The goal is to restate all of the records below word for word.
*** Task data ***
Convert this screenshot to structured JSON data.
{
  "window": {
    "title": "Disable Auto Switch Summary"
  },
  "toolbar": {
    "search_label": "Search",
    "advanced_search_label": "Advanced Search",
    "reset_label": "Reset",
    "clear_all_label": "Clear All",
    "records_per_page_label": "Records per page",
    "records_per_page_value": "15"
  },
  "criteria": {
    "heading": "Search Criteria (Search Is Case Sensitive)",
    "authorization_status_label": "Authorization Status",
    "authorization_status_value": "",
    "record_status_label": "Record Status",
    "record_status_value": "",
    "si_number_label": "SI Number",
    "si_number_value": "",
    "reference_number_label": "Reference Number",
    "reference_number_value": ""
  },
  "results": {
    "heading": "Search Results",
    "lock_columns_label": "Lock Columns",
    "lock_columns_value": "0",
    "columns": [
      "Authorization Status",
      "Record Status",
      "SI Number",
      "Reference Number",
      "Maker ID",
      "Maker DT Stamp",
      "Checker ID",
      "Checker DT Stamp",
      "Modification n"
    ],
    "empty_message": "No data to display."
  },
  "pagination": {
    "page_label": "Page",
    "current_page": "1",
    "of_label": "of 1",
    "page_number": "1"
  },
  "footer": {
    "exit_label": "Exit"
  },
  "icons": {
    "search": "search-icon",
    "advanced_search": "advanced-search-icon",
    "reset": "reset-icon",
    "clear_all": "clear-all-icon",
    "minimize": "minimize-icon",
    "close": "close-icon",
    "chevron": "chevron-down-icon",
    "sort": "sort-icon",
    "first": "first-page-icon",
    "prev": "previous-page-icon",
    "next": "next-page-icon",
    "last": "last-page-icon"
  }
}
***
— Reply to the task —
Convert this screenshot to structured JSON data.
{
  "window": {
    "title": "Disable Auto Switch Summary"
  },
  "toolbar": {
    "search_label": "Search",
    "advanced_search_label": "Advanced Search",
    "reset_label": "Reset",
    "clear_all_label": "Clear All",
    "records_per_page_label": "Records per page",
    "records_per_page_value": "15"
  },
  "criteria": {
    "heading": "Search Criteria (Search Is Case Sensitive)",
    "authorization_status_label": "Authorization Status",
    "authorization_status_value": "",
    "record_status_label": "Record Status",
    "record_status_value": "",
    "si_number_label": "SI Number",
    "si_number_value": "",
    "reference_number_label": "Reference Number",
    "reference_number_value": ""
  },
  "results": {
    "heading": "Search Results",
    "lock_columns_label": "Lock Columns",
    "lock_columns_value": "0",
    "columns": [
      "Authorization Status",
      "Record Status",
      "SI Number",
      "Reference Number",
      "Maker ID",
      "Maker DT Stamp",
      "Checker ID",
      "Checker DT Stamp",
      "Modification n"
    ],
    "empty_message": "No data to display."
  },
  "pagination": {
    "page_label": "Page",
    "current_page": "1",
    "of_label": "of 1",
    "page_number": "1"
  },
  "footer": {
    "exit_label": "Exit"
  },
  "icons": {
    "search": "search-icon",
    "advanced_search": "advanced-search-icon",
    "reset": "reset-icon",
    "clear_all": "clear-all-icon",
    "minimize": "minimize-icon",
    "close": "close-icon",
    "chevron": "chevron-down-icon",
    "sort": "sort-icon",
    "first": "first-page-icon",
    "prev": "previous-page-icon",
    "next": "next-page-icon",
    "last": "last-page-icon"
  }
}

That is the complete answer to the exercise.